2023 Has Seen the Largest Banking Failures Since the Great Recession—and Markets are Still Pricing in Significant Failure Risks for More Banks
Love the visuals Joseph!
Anyone with a bit of a brain foresaw this. There were ever only two options going forward out of the period 2008-2023- nominal interest rates remain crushed down between minus 1%-plus 3% across the government/corporate range forever, or inflation eventually forces nominal interest rates back into a more normal historical range of plus 3% to plus 8%. The central banks should have been normalizing from 2011 forward, but, instead pressed down hard for 15 years. In those 15 years, two big things happened, governments spent like even more drunken sailors, and corporations turned massive amounts of equity into debt. All that debt issued/reissued over that 15 years is now on the balance sheets of basically every financial institution, and all of it going to face massive mark-to-market losses, even if you don't have to mark to market.
Banks will get par back on their bond portfolios. Need enough capital to see the maturity payback!
Most depositors should be indifferent if their bank fails.
IRR / ALM management is banking 101. Those that don’t know this deserve failure.
Banks will earn less until/if/when curve normalizes. Again, need enough capital to wait for this!

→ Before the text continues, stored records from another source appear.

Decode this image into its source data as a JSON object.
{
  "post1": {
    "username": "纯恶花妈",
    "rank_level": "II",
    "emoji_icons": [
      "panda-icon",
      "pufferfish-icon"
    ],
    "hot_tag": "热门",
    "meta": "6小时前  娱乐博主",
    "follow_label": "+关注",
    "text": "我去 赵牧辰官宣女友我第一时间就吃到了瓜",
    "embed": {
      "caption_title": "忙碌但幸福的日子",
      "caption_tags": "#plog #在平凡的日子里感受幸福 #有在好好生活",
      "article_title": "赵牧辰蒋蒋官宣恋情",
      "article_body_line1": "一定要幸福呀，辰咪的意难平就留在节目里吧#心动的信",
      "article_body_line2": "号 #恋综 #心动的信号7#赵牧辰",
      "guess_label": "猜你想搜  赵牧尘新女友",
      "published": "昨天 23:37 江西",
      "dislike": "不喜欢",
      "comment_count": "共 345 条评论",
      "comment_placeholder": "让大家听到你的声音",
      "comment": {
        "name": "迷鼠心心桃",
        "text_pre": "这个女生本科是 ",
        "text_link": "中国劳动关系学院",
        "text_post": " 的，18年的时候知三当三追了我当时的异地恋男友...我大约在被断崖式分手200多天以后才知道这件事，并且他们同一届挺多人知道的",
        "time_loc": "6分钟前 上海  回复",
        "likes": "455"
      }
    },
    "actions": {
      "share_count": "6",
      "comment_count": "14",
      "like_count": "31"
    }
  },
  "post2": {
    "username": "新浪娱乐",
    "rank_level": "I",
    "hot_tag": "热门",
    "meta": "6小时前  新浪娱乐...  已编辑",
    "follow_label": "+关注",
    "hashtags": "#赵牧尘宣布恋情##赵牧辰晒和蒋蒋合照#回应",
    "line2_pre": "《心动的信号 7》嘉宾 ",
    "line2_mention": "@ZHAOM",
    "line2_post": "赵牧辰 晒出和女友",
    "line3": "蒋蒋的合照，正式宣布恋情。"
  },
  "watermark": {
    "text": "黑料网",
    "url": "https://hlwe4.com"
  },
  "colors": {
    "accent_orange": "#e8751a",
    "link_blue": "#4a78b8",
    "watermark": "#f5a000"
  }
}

Aside from another wonderful article about the dilemmas facing so many banks and the beautiful insights as to what these challenges are I ask the question: why isn't Joseph Politano sitting on the FMOC advisory board?